Items from a data source:
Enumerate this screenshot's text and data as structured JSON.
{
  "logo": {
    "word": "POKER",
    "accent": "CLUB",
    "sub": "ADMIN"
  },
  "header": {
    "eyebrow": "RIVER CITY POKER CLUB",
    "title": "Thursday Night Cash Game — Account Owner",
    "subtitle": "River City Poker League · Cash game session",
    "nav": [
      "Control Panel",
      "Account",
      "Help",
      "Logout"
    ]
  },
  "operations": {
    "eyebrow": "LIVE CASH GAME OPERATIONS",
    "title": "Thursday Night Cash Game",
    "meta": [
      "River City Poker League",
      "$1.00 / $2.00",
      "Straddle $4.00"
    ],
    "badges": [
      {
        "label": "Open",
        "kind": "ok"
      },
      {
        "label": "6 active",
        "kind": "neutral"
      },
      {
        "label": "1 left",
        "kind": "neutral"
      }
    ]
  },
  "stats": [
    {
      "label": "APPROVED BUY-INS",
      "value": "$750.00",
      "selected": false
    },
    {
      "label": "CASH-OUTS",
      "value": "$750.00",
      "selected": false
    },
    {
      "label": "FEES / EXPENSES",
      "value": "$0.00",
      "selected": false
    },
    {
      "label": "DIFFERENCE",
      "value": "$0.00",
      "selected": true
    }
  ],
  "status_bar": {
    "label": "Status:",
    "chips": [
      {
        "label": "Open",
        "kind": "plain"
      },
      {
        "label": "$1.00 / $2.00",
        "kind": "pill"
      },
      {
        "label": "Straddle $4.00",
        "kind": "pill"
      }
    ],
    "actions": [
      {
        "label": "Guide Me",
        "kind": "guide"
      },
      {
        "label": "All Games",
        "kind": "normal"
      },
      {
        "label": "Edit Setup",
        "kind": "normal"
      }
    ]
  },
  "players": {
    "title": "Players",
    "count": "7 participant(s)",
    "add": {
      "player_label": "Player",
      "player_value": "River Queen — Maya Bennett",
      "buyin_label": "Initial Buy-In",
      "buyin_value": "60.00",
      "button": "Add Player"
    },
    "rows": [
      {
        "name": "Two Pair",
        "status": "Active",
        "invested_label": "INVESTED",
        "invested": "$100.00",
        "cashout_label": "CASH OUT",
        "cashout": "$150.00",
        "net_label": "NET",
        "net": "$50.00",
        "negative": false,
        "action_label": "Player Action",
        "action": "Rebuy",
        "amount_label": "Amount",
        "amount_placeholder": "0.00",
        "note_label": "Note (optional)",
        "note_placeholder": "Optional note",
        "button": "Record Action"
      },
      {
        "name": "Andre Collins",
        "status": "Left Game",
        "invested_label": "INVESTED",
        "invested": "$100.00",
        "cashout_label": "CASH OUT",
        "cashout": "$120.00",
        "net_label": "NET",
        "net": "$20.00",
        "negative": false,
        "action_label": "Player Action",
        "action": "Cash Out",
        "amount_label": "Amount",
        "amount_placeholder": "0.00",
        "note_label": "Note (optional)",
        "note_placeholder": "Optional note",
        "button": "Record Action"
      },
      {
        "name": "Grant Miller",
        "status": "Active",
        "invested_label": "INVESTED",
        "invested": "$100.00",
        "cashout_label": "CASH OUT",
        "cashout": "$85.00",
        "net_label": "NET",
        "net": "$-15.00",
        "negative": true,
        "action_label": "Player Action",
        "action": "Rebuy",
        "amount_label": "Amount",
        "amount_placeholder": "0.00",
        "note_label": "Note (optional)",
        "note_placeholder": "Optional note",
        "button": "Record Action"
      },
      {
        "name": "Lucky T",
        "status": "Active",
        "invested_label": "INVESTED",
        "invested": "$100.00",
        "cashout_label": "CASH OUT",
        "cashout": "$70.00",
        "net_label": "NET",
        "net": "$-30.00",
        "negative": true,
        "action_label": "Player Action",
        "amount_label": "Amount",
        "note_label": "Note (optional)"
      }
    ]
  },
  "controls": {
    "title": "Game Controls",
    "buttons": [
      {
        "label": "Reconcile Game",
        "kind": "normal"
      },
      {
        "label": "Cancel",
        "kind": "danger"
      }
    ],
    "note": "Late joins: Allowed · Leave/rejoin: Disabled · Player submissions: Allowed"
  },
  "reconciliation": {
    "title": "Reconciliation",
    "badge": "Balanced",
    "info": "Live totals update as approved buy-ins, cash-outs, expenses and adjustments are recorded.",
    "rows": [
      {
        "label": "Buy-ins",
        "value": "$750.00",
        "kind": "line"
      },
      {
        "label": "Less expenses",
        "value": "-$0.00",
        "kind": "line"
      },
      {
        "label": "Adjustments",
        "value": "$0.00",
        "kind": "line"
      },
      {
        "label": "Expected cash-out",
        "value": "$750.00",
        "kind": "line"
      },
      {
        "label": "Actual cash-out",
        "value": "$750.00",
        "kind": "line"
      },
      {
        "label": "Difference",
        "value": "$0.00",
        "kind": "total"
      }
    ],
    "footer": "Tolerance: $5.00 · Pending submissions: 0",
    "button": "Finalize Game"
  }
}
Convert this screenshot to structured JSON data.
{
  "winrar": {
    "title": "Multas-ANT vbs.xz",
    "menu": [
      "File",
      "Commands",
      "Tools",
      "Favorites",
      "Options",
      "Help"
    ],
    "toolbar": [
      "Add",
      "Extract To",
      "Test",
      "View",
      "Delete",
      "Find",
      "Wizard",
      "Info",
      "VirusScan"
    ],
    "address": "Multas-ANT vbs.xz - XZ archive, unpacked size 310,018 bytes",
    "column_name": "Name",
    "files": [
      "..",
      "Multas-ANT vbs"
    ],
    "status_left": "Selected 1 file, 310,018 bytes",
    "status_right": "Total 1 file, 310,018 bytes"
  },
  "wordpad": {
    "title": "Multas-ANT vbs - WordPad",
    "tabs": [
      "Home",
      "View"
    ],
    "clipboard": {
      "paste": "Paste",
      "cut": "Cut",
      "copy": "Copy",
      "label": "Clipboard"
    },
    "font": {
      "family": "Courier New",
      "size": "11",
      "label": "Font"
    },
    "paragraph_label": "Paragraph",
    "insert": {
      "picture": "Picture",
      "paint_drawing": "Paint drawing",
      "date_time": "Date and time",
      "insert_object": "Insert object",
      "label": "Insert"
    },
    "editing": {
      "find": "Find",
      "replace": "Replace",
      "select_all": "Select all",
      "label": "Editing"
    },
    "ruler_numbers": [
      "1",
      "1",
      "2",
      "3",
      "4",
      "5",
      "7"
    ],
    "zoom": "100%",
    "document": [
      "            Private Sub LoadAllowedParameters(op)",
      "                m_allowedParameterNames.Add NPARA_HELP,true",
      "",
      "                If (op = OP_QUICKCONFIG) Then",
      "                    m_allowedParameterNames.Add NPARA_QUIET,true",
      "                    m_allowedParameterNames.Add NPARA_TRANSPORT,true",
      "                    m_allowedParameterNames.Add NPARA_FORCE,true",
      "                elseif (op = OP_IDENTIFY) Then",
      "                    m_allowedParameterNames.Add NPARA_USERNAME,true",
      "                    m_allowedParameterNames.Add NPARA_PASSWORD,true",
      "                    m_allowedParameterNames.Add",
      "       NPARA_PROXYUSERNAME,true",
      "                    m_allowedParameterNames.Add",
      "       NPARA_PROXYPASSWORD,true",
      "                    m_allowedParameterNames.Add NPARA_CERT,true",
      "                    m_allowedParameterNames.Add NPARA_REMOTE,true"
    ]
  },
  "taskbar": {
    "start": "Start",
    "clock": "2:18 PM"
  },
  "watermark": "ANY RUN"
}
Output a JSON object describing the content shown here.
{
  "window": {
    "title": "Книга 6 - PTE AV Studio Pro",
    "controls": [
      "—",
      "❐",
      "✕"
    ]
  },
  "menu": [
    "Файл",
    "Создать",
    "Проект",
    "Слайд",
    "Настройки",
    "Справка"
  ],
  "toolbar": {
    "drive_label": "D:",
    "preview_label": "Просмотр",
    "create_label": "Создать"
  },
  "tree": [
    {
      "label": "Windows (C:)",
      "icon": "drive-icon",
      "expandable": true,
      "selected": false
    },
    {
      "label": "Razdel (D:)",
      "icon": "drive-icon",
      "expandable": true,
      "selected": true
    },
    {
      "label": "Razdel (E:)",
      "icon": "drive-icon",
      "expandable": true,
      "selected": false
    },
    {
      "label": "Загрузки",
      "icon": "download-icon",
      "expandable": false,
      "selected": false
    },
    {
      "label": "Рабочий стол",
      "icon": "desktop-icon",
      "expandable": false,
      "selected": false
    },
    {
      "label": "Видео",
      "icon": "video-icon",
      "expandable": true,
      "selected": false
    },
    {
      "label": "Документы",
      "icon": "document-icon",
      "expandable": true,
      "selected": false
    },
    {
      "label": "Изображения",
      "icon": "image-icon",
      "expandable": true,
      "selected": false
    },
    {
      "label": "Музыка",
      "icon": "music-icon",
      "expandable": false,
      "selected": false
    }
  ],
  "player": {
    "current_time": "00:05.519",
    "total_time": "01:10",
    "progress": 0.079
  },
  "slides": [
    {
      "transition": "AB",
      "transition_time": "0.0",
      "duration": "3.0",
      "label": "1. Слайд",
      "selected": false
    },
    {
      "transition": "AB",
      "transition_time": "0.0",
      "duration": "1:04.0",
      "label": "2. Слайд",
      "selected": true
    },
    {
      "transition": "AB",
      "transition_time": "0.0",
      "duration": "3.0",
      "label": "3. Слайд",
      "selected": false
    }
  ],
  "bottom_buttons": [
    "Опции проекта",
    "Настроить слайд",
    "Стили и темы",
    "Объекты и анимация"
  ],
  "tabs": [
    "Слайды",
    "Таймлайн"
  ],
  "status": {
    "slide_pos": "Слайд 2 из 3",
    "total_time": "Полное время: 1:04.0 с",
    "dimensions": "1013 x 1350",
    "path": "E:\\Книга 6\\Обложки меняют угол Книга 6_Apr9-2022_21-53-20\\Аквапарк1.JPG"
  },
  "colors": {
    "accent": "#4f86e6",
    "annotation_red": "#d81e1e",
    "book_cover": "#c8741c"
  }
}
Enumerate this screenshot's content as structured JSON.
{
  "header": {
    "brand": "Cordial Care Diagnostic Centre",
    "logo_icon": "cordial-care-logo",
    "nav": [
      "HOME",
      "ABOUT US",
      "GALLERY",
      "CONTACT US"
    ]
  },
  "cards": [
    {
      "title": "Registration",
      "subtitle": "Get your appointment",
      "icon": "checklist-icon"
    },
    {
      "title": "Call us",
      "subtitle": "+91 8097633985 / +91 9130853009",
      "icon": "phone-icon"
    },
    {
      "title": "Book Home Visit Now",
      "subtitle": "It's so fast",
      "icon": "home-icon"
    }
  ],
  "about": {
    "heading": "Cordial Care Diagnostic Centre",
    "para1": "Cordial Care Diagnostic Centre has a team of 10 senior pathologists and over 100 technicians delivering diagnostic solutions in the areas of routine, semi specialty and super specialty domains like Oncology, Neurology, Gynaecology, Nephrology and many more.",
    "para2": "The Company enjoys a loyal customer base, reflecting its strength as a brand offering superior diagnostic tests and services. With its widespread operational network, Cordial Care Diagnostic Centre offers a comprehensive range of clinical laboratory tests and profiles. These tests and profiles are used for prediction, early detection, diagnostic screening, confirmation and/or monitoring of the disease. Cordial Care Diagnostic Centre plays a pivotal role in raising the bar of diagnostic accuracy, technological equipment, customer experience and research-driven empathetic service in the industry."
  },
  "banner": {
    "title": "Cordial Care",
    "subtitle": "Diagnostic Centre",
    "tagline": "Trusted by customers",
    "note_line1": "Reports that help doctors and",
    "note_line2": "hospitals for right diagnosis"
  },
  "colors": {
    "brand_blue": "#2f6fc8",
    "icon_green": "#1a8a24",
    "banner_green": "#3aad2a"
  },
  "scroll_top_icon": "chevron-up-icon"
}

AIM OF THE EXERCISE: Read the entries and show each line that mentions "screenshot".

RESPONSE TO THE TASK:
Enumerate this screenshot's text and data as structured JSON.
Convert this screenshot to structured JSON data.
Enumerate this screenshot's content as structured JSON.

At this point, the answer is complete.